Microsoft will add Windows XP Service Pack 3 (SP3) to Windows Update at that time, and trigger its automatic download and installation for users who have left the operating system's update service at its default "Automatic (recommended)" setting.
"Updated applicability rules and updated metadata to target the update to Automatic Update channel," read a Microsoft support document revised Tuesday after the company unveiled its monthly security patches. "The Automatic Update change will be published at 10:00 A.M. on July 10."
Monday, a Microsoft manager said only that XP SP3 would be automatically downloaded and installed "shortly," but did not specify a date.
Microsoft delayed the distribution of Windows XP SP3 twice this spring, but the July 10 date seems firm; it was included in the cumulative list of all updates available via Windows Server Update Services (WSUS), the server-side update tool many businesses use, as well as via the client-side Windows Update (WU) and Microsoft Update Web-based services.
A Microsoft spokeswoman, however, was not able to immediately confirm that July 10 will, in fact, be XP SP3's automatic update debut.
In late April, Microsoft postponed the release of XP SP3 because it found a compatibility bug between the operating system and the company's Retail Management System (RMS) point-of-sale software. It also stopped the automatic installation of Windows Vista SP1, which had already been pushed to some users.
A few weeks later, Microsoft added a filter to WU to block AMD-powered PCs susceptible to an "endless reboot" problem from seeing Windows XP SP3 as an available update. In late June, Microsoft crafted a fix and added it to the WU list. Users who had WU set to automatically grab and install updates presumably have this patch already in place.
However, it's not clear how the automatic distribution of XP SP3 will affect users running AMD-equipped machines that haven't been updated with the June fix.
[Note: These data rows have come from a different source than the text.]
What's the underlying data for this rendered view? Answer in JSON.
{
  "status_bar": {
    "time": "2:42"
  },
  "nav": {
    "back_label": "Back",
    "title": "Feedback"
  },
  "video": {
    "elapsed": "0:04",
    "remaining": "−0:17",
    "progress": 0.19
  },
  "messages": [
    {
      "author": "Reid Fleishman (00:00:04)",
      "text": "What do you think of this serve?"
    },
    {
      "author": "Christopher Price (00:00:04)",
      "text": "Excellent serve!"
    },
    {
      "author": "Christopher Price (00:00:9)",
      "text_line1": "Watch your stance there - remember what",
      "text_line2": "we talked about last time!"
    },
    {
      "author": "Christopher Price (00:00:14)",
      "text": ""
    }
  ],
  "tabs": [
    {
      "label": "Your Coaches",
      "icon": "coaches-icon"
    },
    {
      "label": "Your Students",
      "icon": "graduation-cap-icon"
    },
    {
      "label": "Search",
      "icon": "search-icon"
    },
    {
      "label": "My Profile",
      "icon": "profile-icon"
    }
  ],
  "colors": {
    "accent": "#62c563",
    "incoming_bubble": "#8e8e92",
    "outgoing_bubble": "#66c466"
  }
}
The announcement that Microsoft would release XP SP3 to Automatic Updates came just a week after the company started the operating system on its road to retirement by halting sales of the operating system to retail outlets and barring major computer makers from installing it on most new PCs.
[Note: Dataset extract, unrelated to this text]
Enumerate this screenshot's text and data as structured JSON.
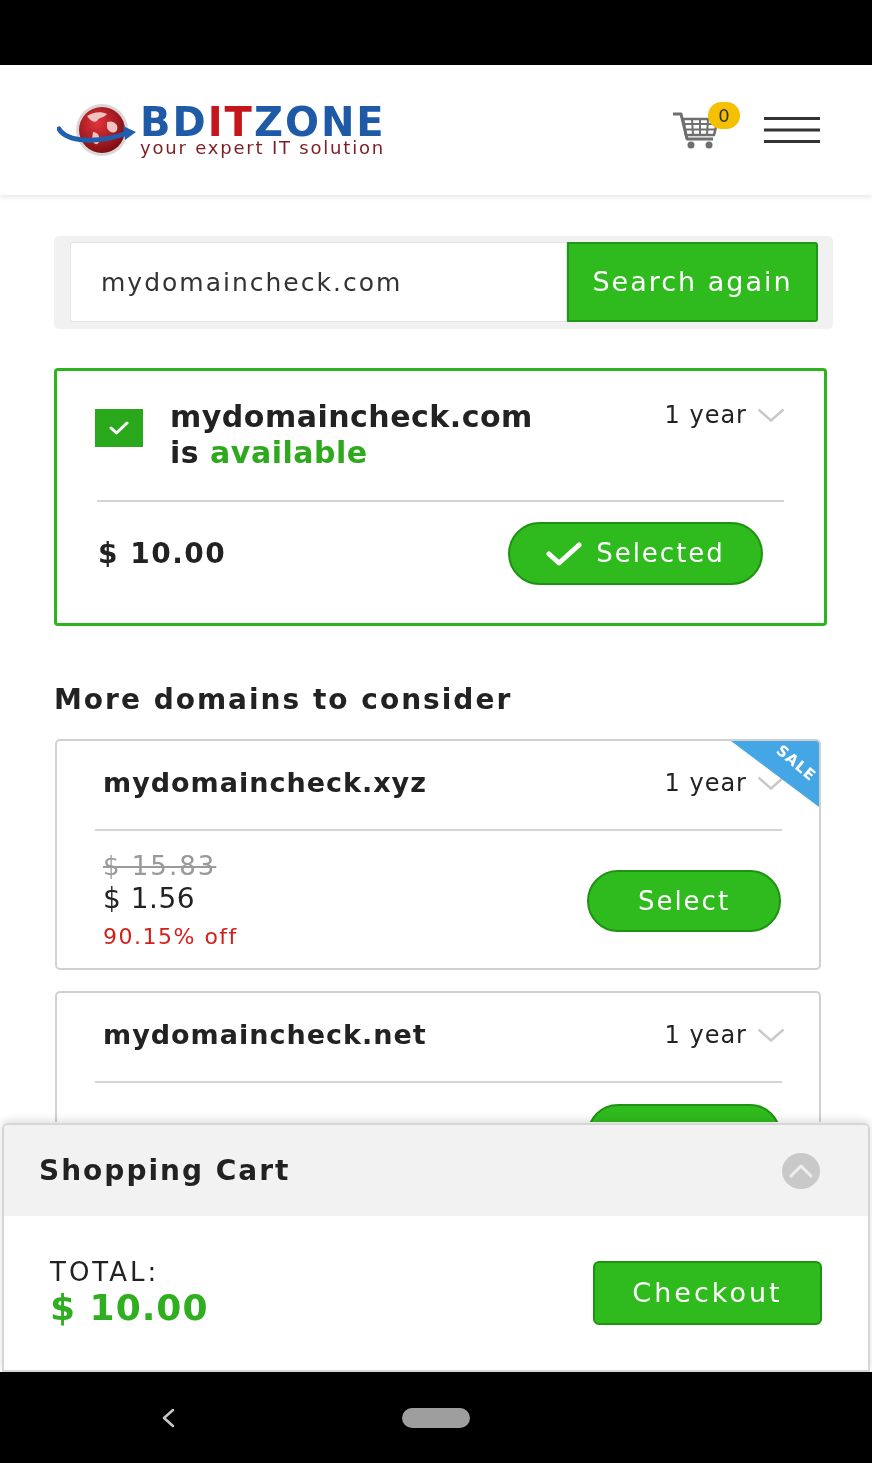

People who want to block the automatic deployment of Windows XP SP3 can either modify the Windows Update settings, or download and use the Windows Service Pack Blocker Tool Kit, which provides several tools for stopping the service pack from reaching client PCs until at least April 2009.